Eat your way through every neighborhood
This could be a post in itself so I’ll just highlight a few favorites here.
Greenway Food Trucks and Custom House. Photo Credit: Kyle Klein.
I’d be neglectful if I didn’t mention those food trucks teens love so much — there are dozens parked around the Greenway public park. Teens love food trucks, and there are dozens floating around The Greenway. From Indian food and Korean fusion to fresh seafood and grilled cheese, there’s something for every palate. Plus, it’s pretty affordable! Check out the Food Truck Schedule for what’s there each day, year round.
In the North End, be sure to grab pasta, great pizza, or visit the wonderful bakeries selling cannoli and gelato. A few spots that we love include Al Dente, Antico Forno, and Bricco for pasta, pizza and a yummy breadbasket.

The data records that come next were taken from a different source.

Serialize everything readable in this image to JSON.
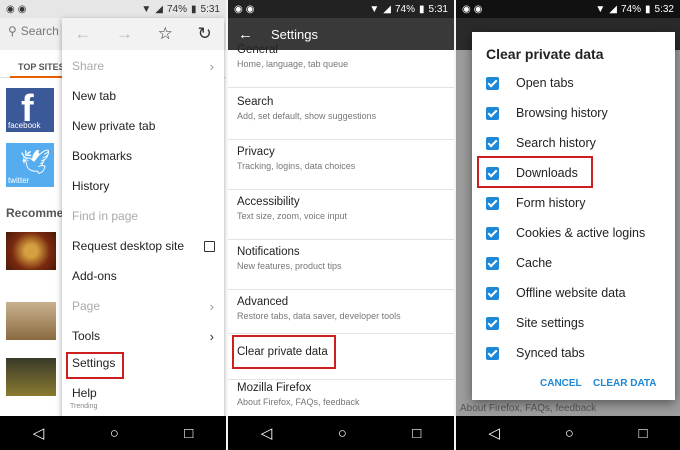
{
  "panel1": {
    "status": {
      "battery": "74%",
      "time": "5:31"
    },
    "search_text": "Search",
    "top_sites_tab": "TOP SITES",
    "tiles": [
      {
        "label": "facebook"
      },
      {
        "label": "twitter"
      }
    ],
    "recommended_label": "Recomme",
    "menu": {
      "items": [
        {
          "label": "Share",
          "disabled": true
        },
        {
          "label": "New tab"
        },
        {
          "label": "New private tab"
        },
        {
          "label": "Bookmarks"
        },
        {
          "label": "History"
        },
        {
          "label": "Find in page",
          "disabled": true
        },
        {
          "label": "Request desktop site"
        },
        {
          "label": "Add-ons"
        },
        {
          "label": "Page",
          "disabled": true
        },
        {
          "label": "Tools"
        },
        {
          "label": "Settings"
        },
        {
          "label": "Help"
        }
      ],
      "trending": "Trending"
    }
  },
  "panel2": {
    "status": {
      "battery": "74%",
      "time": "5:31"
    },
    "toolbar_title": "Settings",
    "items": [
      {
        "title": "General",
        "subtitle": "Home, language, tab queue"
      },
      {
        "title": "Search",
        "subtitle": "Add, set default, show suggestions"
      },
      {
        "title": "Privacy",
        "subtitle": "Tracking, logins, data choices"
      },
      {
        "title": "Accessibility",
        "subtitle": "Text size, zoom, voice input"
      },
      {
        "title": "Notifications",
        "subtitle": "New features, product tips"
      },
      {
        "title": "Advanced",
        "subtitle": "Restore tabs, data saver, developer tools"
      },
      {
        "title": "Clear private data",
        "subtitle": ""
      },
      {
        "title": "Mozilla Firefox",
        "subtitle": "About Firefox, FAQs, feedback"
      }
    ]
  },
  "panel3": {
    "status": {
      "battery": "74%",
      "time": "5:32"
    },
    "background_text": "About Firefox, FAQs, feedback",
    "dialog": {
      "title": "Clear private data",
      "options": [
        {
          "label": "Open tabs",
          "checked": true
        },
        {
          "label": "Browsing history",
          "checked": true
        },
        {
          "label": "Search history",
          "checked": true
        },
        {
          "label": "Downloads",
          "checked": true
        },
        {
          "label": "Form history",
          "checked": true
        },
        {
          "label": "Cookies & active logins",
          "checked": true
        },
        {
          "label": "Cache",
          "checked": true
        },
        {
          "label": "Offline website data",
          "checked": true
        },
        {
          "label": "Site settings",
          "checked": true
        },
        {
          "label": "Synced tabs",
          "checked": true
        }
      ],
      "cancel_label": "CANCEL",
      "clear_label": "CLEAR DATA"
    }
  },
  "colors": {
    "accent_blue": "#1e88d6",
    "highlight_red": "#cc2020",
    "firefox_orange": "#e66000"
  }
}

If your teens love Chinese food, Boston’s Chinatown is where you’ll find authentic dumplings, hot pot, dim sum, or if you’re craving something sweet, try red bean mooncakes and egg tarts. You’ll also find markets and shops full of Chinese delicacies and places to get bubble tea. The Q Restaurant is a good spot for Mongolian hot pots.
Pho Basil is just one of many, many great Back Bay restaurants, and if you’re into Vietnamese it’s worth a visit for Saigon noodles, drunken noodles and excellent pad Thai. It’s also worth what is frequently a long wait for a table. (Pro tip: Grab a soda at Wendy’s next door to get out of the cold.)
For something a little special, stop by the Langham Hotel for afternoon tea. It will get your teens out of the cold and warm you up with hot tea, scones with jam and clotted cream, and even hot chocolate with toasted marshmallows. It’s an experience! (Note: The hotel is currently under renovations and re-opens in summer of 2020.)
After a visit to the ICA or the Tea Party Museum, Gather is absolutely the best lunch in town. Order delicious, fresh food at the counter from soups to sandwiches to pastries, then enjoy at your leisure. Or if you’ve just come out of Mass MoCA, Lickety Split is a family-owned cafe right next door, with excellent burritos, paninis, and a daily soup of the day. They make delicious homemade ice-cream, too.
And of course, there’s always Legal Seafood. Yes, it’s a chain now, but there’s still something so fun about going to where it all began. Besides, the lobstah is still fantastic, and have you really eaten in Boston until you’ve had lobster somewhere?